Recent issue of archve series of NHK electronic music studio. This issue consists of 5 works in 70s – 80s of new generation composers.
1. Jo Kondo “Tokyo Bay” (1987)
This piece is a rearrangement of an instrumental piece into electronic music. The original piece was called "Non Projection," a piece for two pianos and orchestra. At that time, we were already in the age of PCs, though PCs were able to create beautiful sounds in the usual sense, Electronic music can only be heard on tape. In this case I want some kind of sonic power. A glossy, polished sound is inevitably boring, and I wanted to create a sound that was dirty but still had a sense of power.
2. Takashi Yoshimatsu“Marmalade Circuit” (1984)
Tape music "by children" using children's (girls') voices.... It is an homage to Stockhausen's "Gesang der Jünglinge". The electronic music studio itself was used as a "circuit" to create strange sounds. The material is the voices of three girls. In the middle of the song, this matrial is "shaken" and synthesized into 8 channels before being transformed into a kecak.

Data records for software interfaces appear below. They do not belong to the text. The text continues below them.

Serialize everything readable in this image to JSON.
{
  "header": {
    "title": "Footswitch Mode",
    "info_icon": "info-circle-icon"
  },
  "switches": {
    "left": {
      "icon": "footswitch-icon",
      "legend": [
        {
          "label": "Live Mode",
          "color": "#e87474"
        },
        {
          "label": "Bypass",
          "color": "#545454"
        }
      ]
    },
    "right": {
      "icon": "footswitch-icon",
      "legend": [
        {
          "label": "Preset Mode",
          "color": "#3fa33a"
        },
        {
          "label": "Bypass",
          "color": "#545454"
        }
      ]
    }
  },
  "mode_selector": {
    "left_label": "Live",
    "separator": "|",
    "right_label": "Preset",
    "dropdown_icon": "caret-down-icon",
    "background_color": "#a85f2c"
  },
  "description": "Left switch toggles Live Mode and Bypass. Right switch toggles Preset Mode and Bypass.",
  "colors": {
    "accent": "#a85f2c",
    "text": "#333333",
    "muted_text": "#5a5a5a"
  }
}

3. Toshiya Sukegawa “Chant du Vent” (1980)
It represents a desolate original landscape based on the artist's hometown's endemic ideas. A work using white noise and sine waves with depth. At the time of production, the NHK Electronic Music Studio did not have keyboard, so I created the melody by putting the notes of the scale in each fader and raising and lowering the faders.

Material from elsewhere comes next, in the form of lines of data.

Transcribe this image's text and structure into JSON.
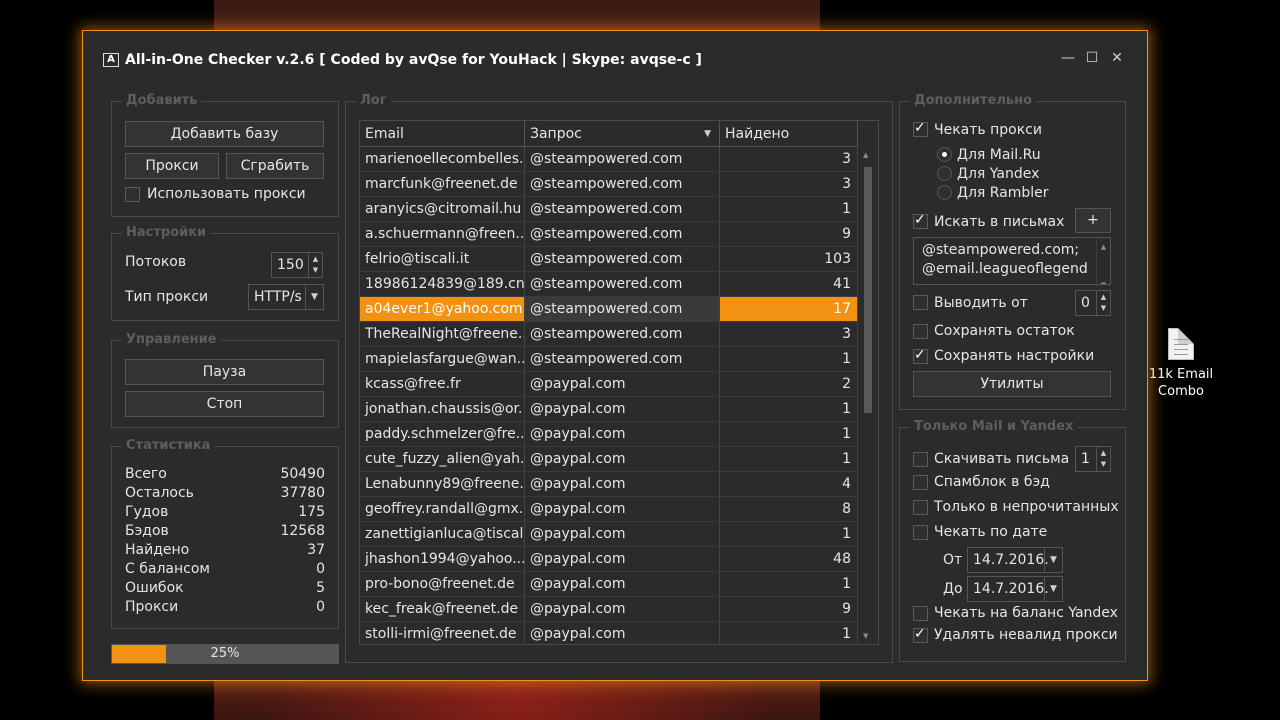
{
  "window": {
    "title": "All-in-One Checker v.2.6  [ Coded by avQse for YouHack | Skype: avqse-c ]",
    "app_icon": "A",
    "min_glyph": "—",
    "max_glyph": "☐",
    "close_glyph": "✕"
  },
  "desktop": {
    "file_label_1": "11k  Email",
    "file_label_2": "Combo"
  },
  "add": {
    "group": "Добавить",
    "add_base": "Добавить базу",
    "proxy": "Прокси",
    "grab": "Сграбить",
    "use_proxy": "Использовать прокси"
  },
  "settings": {
    "group": "Настройки",
    "threads_label": "Потоков",
    "threads_value": "150",
    "proxy_type_label": "Тип прокси",
    "proxy_type_value": "HTTP/s"
  },
  "control": {
    "group": "Управление",
    "pause": "Пауза",
    "stop": "Стоп"
  },
  "stats": {
    "group": "Статистика",
    "rows": [
      {
        "k": "Всего",
        "v": "50490"
      },
      {
        "k": "Осталось",
        "v": "37780"
      },
      {
        "k": "Гудов",
        "v": "175"
      },
      {
        "k": "Бэдов",
        "v": "12568"
      },
      {
        "k": "Найдено",
        "v": "37"
      },
      {
        "k": "С балансом",
        "v": "0"
      },
      {
        "k": "Ошибок",
        "v": "5"
      },
      {
        "k": "Прокси",
        "v": "0"
      }
    ]
  },
  "progress": {
    "value": 25,
    "label": "25%"
  },
  "log": {
    "group": "Лог",
    "columns": [
      "Email",
      "Запрос",
      "Найдено"
    ],
    "rows": [
      [
        "marienoellecombelles...",
        "@steampowered.com",
        "3"
      ],
      [
        "marcfunk@freenet.de",
        "@steampowered.com",
        "3"
      ],
      [
        "aranyics@citromail.hu",
        "@steampowered.com",
        "1"
      ],
      [
        "a.schuermann@freen...",
        "@steampowered.com",
        "9"
      ],
      [
        "felrio@tiscali.it",
        "@steampowered.com",
        "103"
      ],
      [
        "18986124839@189.cn",
        "@steampowered.com",
        "41"
      ],
      [
        "a04ever1@yahoo.com",
        "@steampowered.com",
        "17"
      ],
      [
        "TheRealNight@freene...",
        "@steampowered.com",
        "3"
      ],
      [
        "mapielasfargue@wan...",
        "@steampowered.com",
        "1"
      ],
      [
        "kcass@free.fr",
        "@paypal.com",
        "2"
      ],
      [
        "jonathan.chaussis@or...",
        "@paypal.com",
        "1"
      ],
      [
        "paddy.schmelzer@fre...",
        "@paypal.com",
        "1"
      ],
      [
        "cute_fuzzy_alien@yah...",
        "@paypal.com",
        "1"
      ],
      [
        "Lenabunny89@freene...",
        "@paypal.com",
        "4"
      ],
      [
        "geoffrey.randall@gmx...",
        "@paypal.com",
        "8"
      ],
      [
        "zanettigianluca@tiscal...",
        "@paypal.com",
        "1"
      ],
      [
        "jhashon1994@yahoo....",
        "@paypal.com",
        "48"
      ],
      [
        "pro-bono@freenet.de",
        "@paypal.com",
        "1"
      ],
      [
        "kec_freak@freenet.de",
        "@paypal.com",
        "9"
      ],
      [
        "stolli-irmi@freenet.de",
        "@paypal.com",
        "1"
      ]
    ],
    "selected_row": 6
  },
  "extra": {
    "group": "Дополнительно",
    "check_proxy": "Чекать прокси",
    "mailru": "Для Mail.Ru",
    "yandex": "Для Yandex",
    "rambler": "Для Rambler",
    "search_letters": "Искать в письмах",
    "plus": "+",
    "search_text": "@steampowered.com;@email.leagueoflegends.co",
    "output_from": "Выводить от",
    "output_from_value": "0",
    "save_rest": "Сохранять остаток",
    "save_settings": "Сохранять настройки",
    "utilities": "Утилиты"
  },
  "mail_yandex": {
    "group": "Только Mail и Yandex",
    "download_letters": "Скачивать письма",
    "download_value": "1",
    "spamblock": "Спамблок в бэд",
    "unread_only": "Только в непрочитанных",
    "check_by_date": "Чекать по дате",
    "from_label": "От",
    "from_date": "14.7.2016.",
    "to_label": "До",
    "to_date": "14.7.2016.",
    "check_balance": "Чекать на баланс Yandex",
    "delete_invalid": "Удалять невалид прокси"
  },
  "colors": {
    "accent": "#f39212",
    "window_bg": "#2b2b2b"
  }
}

4. Katsuhiro Tsubonou “Cosmos 200” (1984)
This work utilizes the pulses emitted by celestial stars (pulsars) as they are. The data of where pulsars are located in the galaxy and at what periodicity they emit their pulses were replaced with sounds. Since electrons are also a product of nature, when we open our ears, emotions emerge, and we can interact with messages from celestial bodies.
5. Jo Kondo “Riverrun” (1977)
A base note is created with a bell-like electronic sound of indistinct pitch. I added lower overtones. Then, for each pitch, I created about four different notes of different lengths, strengths, and weaknesses. The tape is then cut and pasted according to the score. The length of the tape is edited to match the specified tempo, with quarter notes given in centimeters. However, while mastering the extreme difficulty of creating a precise rhythm by cutting and pasting tapes, I synthesized the sounds while playing back multiple tapes simultaneously. Since this piece is purely electronic music, that is, there are no visual elements to refer to, it has been created while paying attention to spatiality.